Web page and app entries:
►
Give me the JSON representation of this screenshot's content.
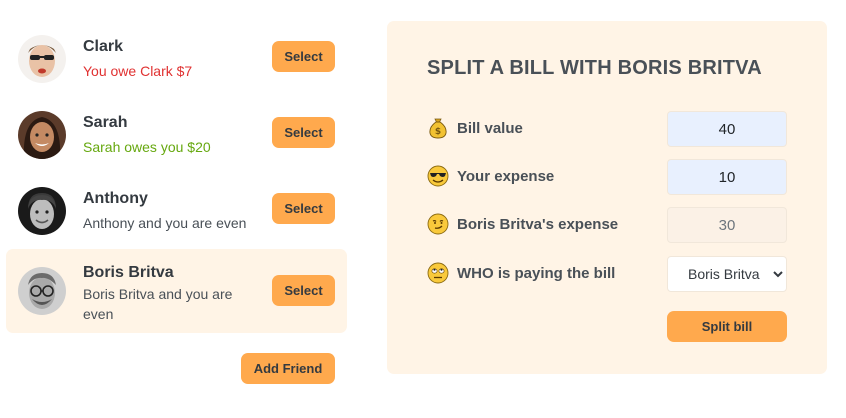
{
  "friends": [
    {
      "name": "Clark",
      "status": "You owe Clark $7",
      "status_color": "#e03131",
      "button": "Select",
      "selected": false
    },
    {
      "name": "Sarah",
      "status": "Sarah owes you $20",
      "status_color": "#66a80f",
      "button": "Select",
      "selected": false
    },
    {
      "name": "Anthony",
      "status": "Anthony and you are even",
      "status_color": "#495057",
      "button": "Select",
      "selected": false
    },
    {
      "name": "Boris Britva",
      "status": "Boris Britva and you are even",
      "status_color": "#495057",
      "button": "Select",
      "selected": true
    }
  ],
  "add_friend_label": "Add Friend",
  "split": {
    "title": "SPLIT A BILL WITH BORIS BRITVA",
    "bill_label": "Bill value",
    "bill_value": "40",
    "bill_icon": "money-bag-icon",
    "expense_label": "Your expense",
    "expense_value": "10",
    "expense_icon": "sunglasses-face-icon",
    "friend_expense_label": "Boris Britva's expense",
    "friend_expense_value": "30",
    "friend_expense_icon": "smirk-face-icon",
    "payer_label": "WHO is paying the bill",
    "payer_value": "Boris Britva",
    "payer_icon": "eye-roll-face-icon",
    "submit_label": "Split bill"
  },
  "colors": {
    "accent": "#ffa94d",
    "panel_bg": "#fff4e6",
    "owe": "#e03131",
    "owed": "#66a80f"
  }
}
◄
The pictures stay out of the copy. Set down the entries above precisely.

§ Reply to the exercise:
Give me the JSON representation of this screenshot's content.
{
  "friends": [
    {
      "name": "Clark",
      "status": "You owe Clark $7",
      "status_color": "#e03131",
      "button": "Select",
      "selected": false
    },
    {
      "name": "Sarah",
      "status": "Sarah owes you $20",
      "status_color": "#66a80f",
      "button": "Select",
      "selected": false
    },
    {
      "name": "Anthony",
      "status": "Anthony and you are even",
      "status_color": "#495057",
      "button": "Select",
      "selected": false
    },
    {
      "name": "Boris Britva",
      "status": "Boris Britva and you are even",
      "status_color": "#495057",
      "button": "Select",
      "selected": true
    }
  ],
  "add_friend_label": "Add Friend",
  "split": {
    "title": "SPLIT A BILL WITH BORIS BRITVA",
    "bill_label": "Bill value",
    "bill_value": "40",
    "bill_icon": "money-bag-icon",
    "expense_label": "Your expense",
    "expense_value": "10",
    "expense_icon": "sunglasses-face-icon",
    "friend_expense_label": "Boris Britva's expense",
    "friend_expense_value": "30",
    "friend_expense_icon": "smirk-face-icon",
    "payer_label": "WHO is paying the bill",
    "payer_value": "Boris Britva",
    "payer_icon": "eye-roll-face-icon",
    "submit_label": "Split bill"
  },
  "colors": {
    "accent": "#ffa94d",
    "panel_bg": "#fff4e6",
    "owe": "#e03131",
    "owed": "#66a80f"
  }
}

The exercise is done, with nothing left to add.